→ ENTRIES SUPPLIED
________________________________________
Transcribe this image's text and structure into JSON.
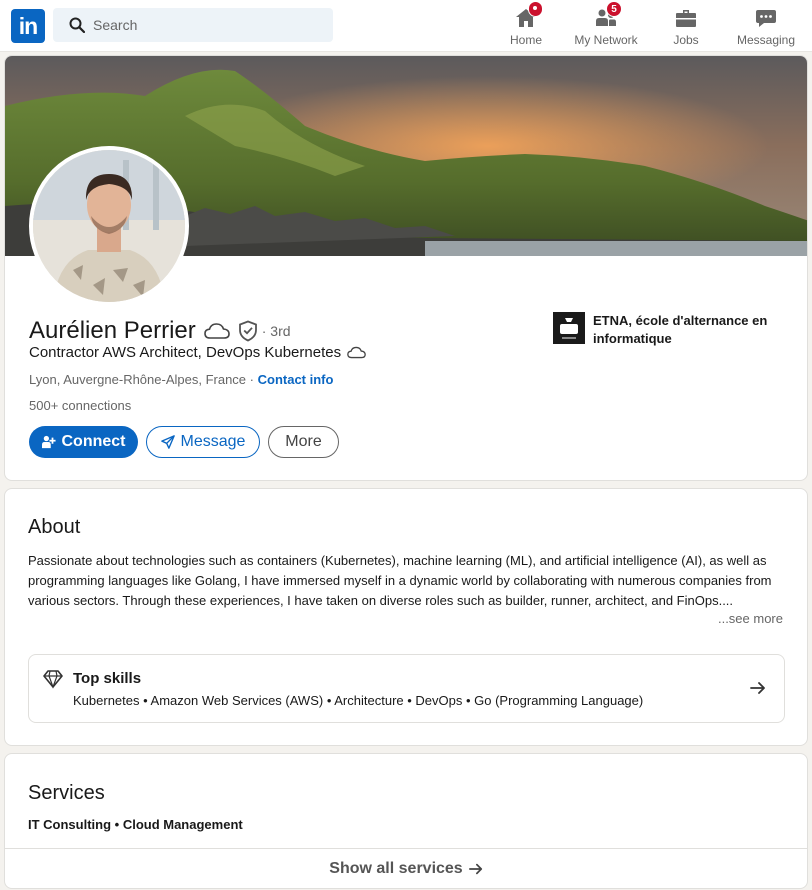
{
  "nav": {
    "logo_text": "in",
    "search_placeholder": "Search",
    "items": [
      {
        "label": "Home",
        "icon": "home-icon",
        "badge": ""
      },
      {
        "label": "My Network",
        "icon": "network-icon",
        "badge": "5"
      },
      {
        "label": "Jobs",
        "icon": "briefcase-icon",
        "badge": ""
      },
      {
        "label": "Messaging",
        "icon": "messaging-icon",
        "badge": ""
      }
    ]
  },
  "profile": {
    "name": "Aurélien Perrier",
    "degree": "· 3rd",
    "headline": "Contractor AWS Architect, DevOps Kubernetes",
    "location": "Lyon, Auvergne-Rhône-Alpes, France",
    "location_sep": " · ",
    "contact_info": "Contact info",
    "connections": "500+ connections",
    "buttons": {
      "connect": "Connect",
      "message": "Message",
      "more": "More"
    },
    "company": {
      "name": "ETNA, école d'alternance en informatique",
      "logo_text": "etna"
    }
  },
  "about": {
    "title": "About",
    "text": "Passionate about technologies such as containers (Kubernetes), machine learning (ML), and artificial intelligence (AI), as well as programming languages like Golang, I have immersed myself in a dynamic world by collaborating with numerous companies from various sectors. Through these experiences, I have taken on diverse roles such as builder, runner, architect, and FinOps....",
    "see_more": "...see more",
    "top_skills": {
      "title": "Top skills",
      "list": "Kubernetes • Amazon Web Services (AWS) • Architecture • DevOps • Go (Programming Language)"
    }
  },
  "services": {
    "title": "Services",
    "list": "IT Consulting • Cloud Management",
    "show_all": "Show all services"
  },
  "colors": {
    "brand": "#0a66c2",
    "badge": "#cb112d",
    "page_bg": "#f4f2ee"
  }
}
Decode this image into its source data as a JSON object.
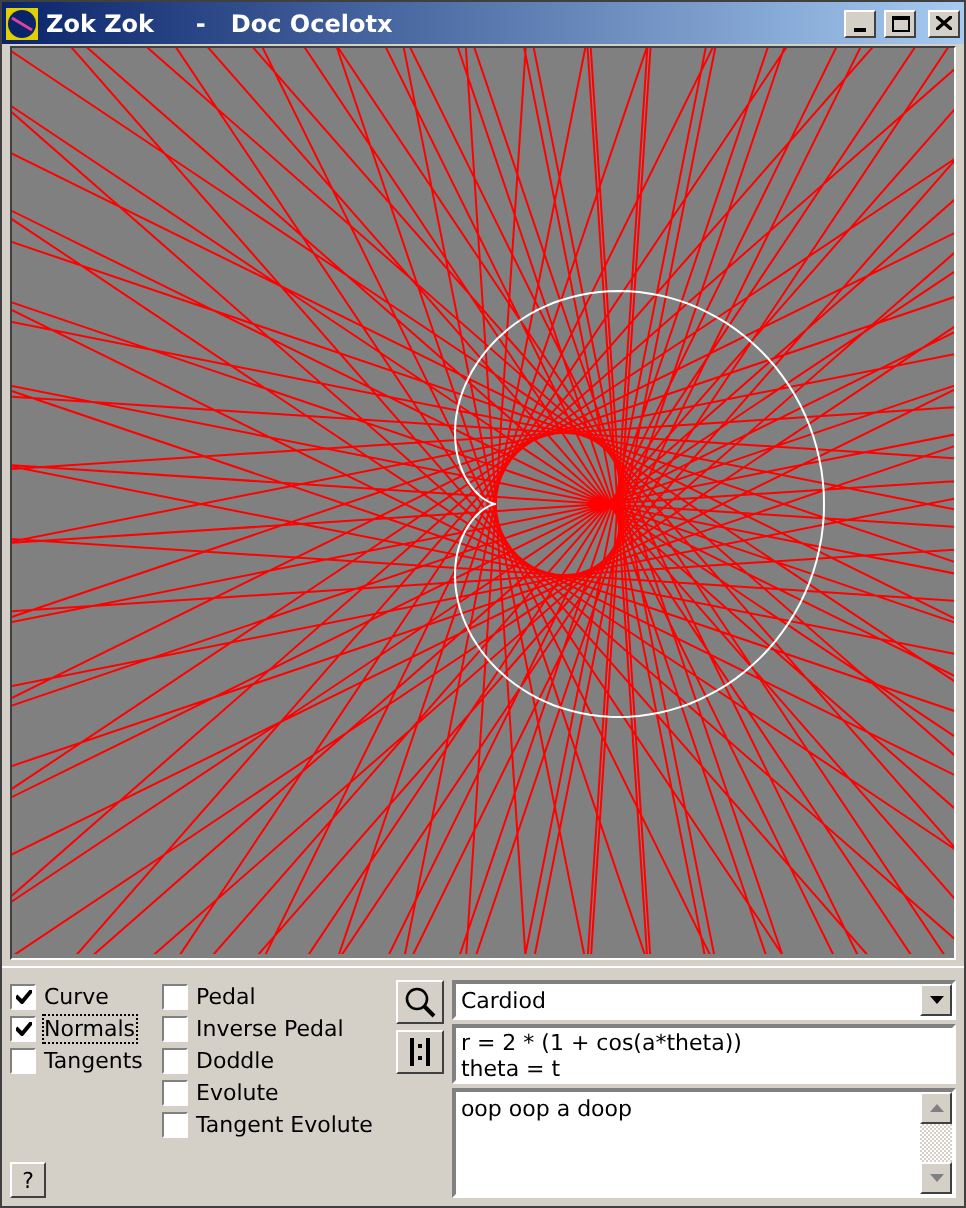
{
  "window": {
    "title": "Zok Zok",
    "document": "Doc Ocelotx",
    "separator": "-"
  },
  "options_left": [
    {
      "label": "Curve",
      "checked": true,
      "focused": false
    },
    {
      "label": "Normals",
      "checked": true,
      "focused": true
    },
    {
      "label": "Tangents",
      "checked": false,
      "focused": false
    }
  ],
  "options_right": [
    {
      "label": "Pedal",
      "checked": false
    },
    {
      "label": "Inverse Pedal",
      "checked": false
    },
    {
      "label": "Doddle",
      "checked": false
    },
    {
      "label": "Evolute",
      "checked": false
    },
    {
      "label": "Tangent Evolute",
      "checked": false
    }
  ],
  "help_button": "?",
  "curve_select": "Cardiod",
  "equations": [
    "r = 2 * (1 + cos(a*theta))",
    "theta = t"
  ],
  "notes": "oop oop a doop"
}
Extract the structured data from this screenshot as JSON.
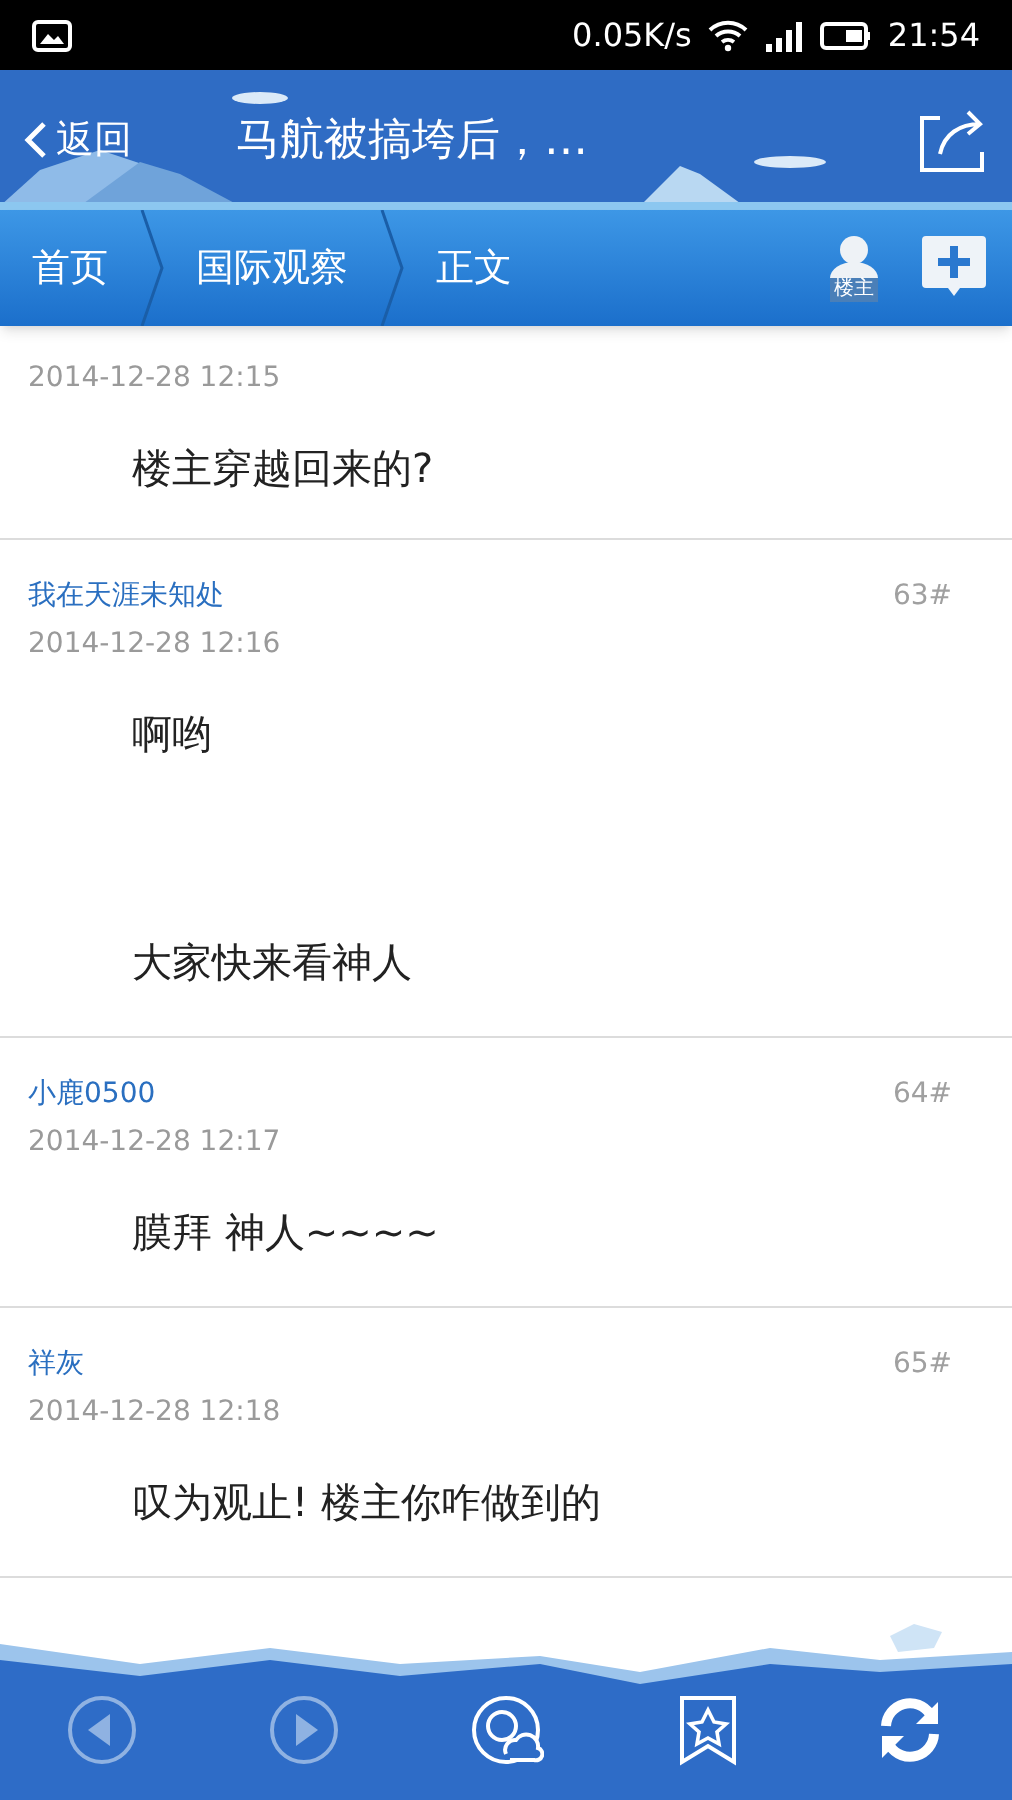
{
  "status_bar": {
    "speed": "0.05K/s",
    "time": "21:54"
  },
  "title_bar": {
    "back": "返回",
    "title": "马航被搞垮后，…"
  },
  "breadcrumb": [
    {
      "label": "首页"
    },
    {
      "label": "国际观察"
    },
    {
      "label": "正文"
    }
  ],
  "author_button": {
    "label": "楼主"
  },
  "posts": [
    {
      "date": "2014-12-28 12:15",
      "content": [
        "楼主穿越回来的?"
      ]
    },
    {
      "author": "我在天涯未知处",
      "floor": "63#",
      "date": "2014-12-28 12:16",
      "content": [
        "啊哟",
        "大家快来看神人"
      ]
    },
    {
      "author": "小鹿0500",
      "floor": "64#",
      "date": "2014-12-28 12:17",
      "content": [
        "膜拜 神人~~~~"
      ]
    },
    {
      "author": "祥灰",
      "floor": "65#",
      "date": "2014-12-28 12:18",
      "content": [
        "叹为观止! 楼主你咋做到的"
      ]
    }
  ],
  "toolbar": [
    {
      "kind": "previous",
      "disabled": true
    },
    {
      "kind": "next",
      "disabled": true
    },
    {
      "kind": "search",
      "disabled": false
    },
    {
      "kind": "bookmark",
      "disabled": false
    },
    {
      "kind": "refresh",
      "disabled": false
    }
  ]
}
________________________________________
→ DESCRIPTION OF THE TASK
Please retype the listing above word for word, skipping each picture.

→ OUTPUT
Transcribe this image's text and structure into JSON.
{
  "nav": {
    "logo_text": "in",
    "search_placeholder": "Search",
    "items": [
      {
        "label": "Home",
        "icon": "home-icon",
        "badge": ""
      },
      {
        "label": "My Network",
        "icon": "network-icon",
        "badge": "5"
      },
      {
        "label": "Jobs",
        "icon": "briefcase-icon",
        "badge": ""
      },
      {
        "label": "Messaging",
        "icon": "messaging-icon",
        "badge": ""
      }
    ]
  },
  "profile": {
    "name": "Aurélien Perrier",
    "degree": "· 3rd",
    "headline": "Contractor AWS Architect, DevOps Kubernetes",
    "location": "Lyon, Auvergne-Rhône-Alpes, France",
    "location_sep": " · ",
    "contact_info": "Contact info",
    "connections": "500+ connections",
    "buttons": {
      "connect": "Connect",
      "message": "Message",
      "more": "More"
    },
    "company": {
      "name": "ETNA, école d'alternance en informatique",
      "logo_text": "etna"
    }
  },
  "about": {
    "title": "About",
    "text": "Passionate about technologies such as containers (Kubernetes), machine learning (ML), and artificial intelligence (AI), as well as programming languages like Golang, I have immersed myself in a dynamic world by collaborating with numerous companies from various sectors. Through these experiences, I have taken on diverse roles such as builder, runner, architect, and FinOps....",
    "see_more": "...see more",
    "top_skills": {
      "title": "Top skills",
      "list": "Kubernetes • Amazon Web Services (AWS) • Architecture • DevOps • Go (Programming Language)"
    }
  },
  "services": {
    "title": "Services",
    "list": "IT Consulting • Cloud Management",
    "show_all": "Show all services"
  },
  "colors": {
    "brand": "#0a66c2",
    "badge": "#cb112d",
    "page_bg": "#f4f2ee"
  }
}
Decode this image into its source data as a JSON object.
{
  "window": {
    "title": "Zok Zok",
    "document": "Doc Ocelotx",
    "separator": "-"
  },
  "options_left": [
    {
      "label": "Curve",
      "checked": true,
      "focused": false
    },
    {
      "label": "Normals",
      "checked": true,
      "focused": true
    },
    {
      "label": "Tangents",
      "checked": false,
      "focused": false
    }
  ],
  "options_right": [
    {
      "label": "Pedal",
      "checked": false
    },
    {
      "label": "Inverse Pedal",
      "checked": false
    },
    {
      "label": "Doddle",
      "checked": false
    },
    {
      "label": "Evolute",
      "checked": false
    },
    {
      "label": "Tangent Evolute",
      "checked": false
    }
  ],
  "help_button": "?",
  "curve_select": "Cardiod",
  "equations": [
    "r = 2 * (1 + cos(a*theta))",
    "theta = t"
  ],
  "notes": "oop oop a doop"
}
Extract the structured data from this screenshot as JSON.
{
  "status_bar": {
    "speed": "0.05K/s",
    "time": "21:54"
  },
  "title_bar": {
    "back": "返回",
    "title": "马航被搞垮后，…"
  },
  "breadcrumb": [
    {
      "label": "首页"
    },
    {
      "label": "国际观察"
    },
    {
      "label": "正文"
    }
  ],
  "author_button": {
    "label": "楼主"
  },
  "posts": [
    {
      "date": "2014-12-28 12:15",
      "content": [
        "楼主穿越回来的?"
      ]
    },
    {
      "author": "我在天涯未知处",
      "floor": "63#",
      "date": "2014-12-28 12:16",
      "content": [
        "啊哟",
        "大家快来看神人"
      ]
    },
    {
      "author": "小鹿0500",
      "floor": "64#",
      "date": "2014-12-28 12:17",
      "content": [
        "膜拜 神人~~~~"
      ]
    },
    {
      "author": "祥灰",
      "floor": "65#",
      "date": "2014-12-28 12:18",
      "content": [
        "叹为观止! 楼主你咋做到的"
      ]
    }
  ],
  "toolbar": [
    {
      "kind": "previous",
      "disabled": true
    },
    {
      "kind": "next",
      "disabled": true
    },
    {
      "kind": "search",
      "disabled": false
    },
    {
      "kind": "bookmark",
      "disabled": false
    },
    {
      "kind": "refresh",
      "disabled": false
    }
  ]
}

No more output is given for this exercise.